From today, all new vehicles sold in the EU will have mandatory black boxes fitted that record technical data and will be accessible by authorities, greasing the skids for surveillance-powered speed-limiting technology.
While for the time being, drivers can opt-out of using the feature, privacy advocates fear the technology will become mandatory once it is properly rolled out.
Back in 2019, the European Transport Safety Council (ETSC) announced that July 6 would mark the day when all car manufacturers would be forced to fit new models with a system that keeps track of technical data.
The data recorded will include “the vehicle’s speed, braking, steering wheel angle, its incline on the road, and whether the vehicle’s various safety systems were in operation, starting with seatbelts.”
Although insurance companies won’t have immediate access to the data, it will be available to law enforcement.

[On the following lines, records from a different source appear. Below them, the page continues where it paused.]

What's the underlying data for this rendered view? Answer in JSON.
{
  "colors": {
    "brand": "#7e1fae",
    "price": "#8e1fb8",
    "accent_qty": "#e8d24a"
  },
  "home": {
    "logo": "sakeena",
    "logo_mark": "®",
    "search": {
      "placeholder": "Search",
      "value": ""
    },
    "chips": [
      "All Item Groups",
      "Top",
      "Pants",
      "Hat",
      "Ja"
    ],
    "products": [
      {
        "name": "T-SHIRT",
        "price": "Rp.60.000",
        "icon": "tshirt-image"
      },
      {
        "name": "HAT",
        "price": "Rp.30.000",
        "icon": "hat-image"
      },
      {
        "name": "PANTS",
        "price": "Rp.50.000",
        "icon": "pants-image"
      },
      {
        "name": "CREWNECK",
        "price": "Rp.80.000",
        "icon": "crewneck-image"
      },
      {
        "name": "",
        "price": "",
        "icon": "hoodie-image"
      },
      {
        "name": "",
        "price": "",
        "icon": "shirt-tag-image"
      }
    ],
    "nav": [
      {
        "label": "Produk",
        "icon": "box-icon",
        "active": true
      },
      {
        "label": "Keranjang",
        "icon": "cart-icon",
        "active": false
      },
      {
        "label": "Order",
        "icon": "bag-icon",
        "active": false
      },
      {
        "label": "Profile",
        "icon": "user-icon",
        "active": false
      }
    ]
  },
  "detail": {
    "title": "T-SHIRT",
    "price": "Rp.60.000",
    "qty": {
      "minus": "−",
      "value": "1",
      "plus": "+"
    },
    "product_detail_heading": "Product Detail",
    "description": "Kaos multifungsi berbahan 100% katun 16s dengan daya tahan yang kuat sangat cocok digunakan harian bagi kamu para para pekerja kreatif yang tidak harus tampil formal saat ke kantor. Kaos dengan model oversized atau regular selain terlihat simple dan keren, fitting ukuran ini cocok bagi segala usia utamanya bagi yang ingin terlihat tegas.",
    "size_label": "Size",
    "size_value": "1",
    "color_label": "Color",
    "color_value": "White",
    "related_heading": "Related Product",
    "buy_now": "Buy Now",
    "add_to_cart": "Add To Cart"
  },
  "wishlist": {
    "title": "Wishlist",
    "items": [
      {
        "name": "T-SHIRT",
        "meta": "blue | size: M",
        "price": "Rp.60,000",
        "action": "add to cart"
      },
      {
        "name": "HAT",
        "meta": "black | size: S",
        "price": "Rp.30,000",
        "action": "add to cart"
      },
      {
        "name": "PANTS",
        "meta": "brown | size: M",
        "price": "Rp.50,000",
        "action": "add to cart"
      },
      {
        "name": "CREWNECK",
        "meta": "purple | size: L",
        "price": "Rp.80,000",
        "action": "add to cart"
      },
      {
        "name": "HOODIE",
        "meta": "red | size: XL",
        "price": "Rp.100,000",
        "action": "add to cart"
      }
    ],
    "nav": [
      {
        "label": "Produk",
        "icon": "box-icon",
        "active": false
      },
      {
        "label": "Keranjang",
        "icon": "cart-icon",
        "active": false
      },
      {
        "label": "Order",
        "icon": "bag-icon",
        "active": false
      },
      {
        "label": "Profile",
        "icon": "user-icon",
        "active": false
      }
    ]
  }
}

Authorities claim the data will be “anonymized,” meaning the information can’t be used to identify the owner of the vehicle, although only the incredibly naive would plausibly believe that.
Such systems are expected to eventually include speed-limiting technology.
As Reclaim the Net’s Didi Rankovic explains, the most common method of speed limiting technology is Intelligent Speed Assistant (ISA).